**WORK ORDER**
Please print the full listing exactly.
----
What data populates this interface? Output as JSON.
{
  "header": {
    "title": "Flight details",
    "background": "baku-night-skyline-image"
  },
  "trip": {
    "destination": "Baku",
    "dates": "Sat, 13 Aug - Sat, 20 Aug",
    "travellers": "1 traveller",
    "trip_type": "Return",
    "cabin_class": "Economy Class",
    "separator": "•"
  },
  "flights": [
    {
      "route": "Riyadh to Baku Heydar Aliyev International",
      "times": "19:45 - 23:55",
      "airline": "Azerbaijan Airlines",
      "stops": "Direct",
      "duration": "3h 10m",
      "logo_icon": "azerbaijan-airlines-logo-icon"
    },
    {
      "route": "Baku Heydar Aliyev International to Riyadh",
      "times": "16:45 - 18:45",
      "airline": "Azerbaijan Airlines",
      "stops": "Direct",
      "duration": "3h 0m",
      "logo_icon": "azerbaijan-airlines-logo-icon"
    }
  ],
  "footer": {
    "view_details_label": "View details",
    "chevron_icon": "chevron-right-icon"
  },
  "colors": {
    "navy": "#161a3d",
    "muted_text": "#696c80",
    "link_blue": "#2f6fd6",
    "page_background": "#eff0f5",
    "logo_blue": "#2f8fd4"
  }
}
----
**OUTPUT OF THE TASK**
What data populates this interface? Output as JSON.
{
  "header": {
    "title": "Flight details",
    "background": "baku-night-skyline-image"
  },
  "trip": {
    "destination": "Baku",
    "dates": "Sat, 13 Aug - Sat, 20 Aug",
    "travellers": "1 traveller",
    "trip_type": "Return",
    "cabin_class": "Economy Class",
    "separator": "•"
  },
  "flights": [
    {
      "route": "Riyadh to Baku Heydar Aliyev International",
      "times": "19:45 - 23:55",
      "airline": "Azerbaijan Airlines",
      "stops": "Direct",
      "duration": "3h 10m",
      "logo_icon": "azerbaijan-airlines-logo-icon"
    },
    {
      "route": "Baku Heydar Aliyev International to Riyadh",
      "times": "16:45 - 18:45",
      "airline": "Azerbaijan Airlines",
      "stops": "Direct",
      "duration": "3h 0m",
      "logo_icon": "azerbaijan-airlines-logo-icon"
    }
  ],
  "footer": {
    "view_details_label": "View details",
    "chevron_icon": "chevron-right-icon"
  },
  "colors": {
    "navy": "#161a3d",
    "muted_text": "#696c80",
    "link_blue": "#2f6fd6",
    "page_background": "#eff0f5",
    "logo_blue": "#2f8fd4"
  }
}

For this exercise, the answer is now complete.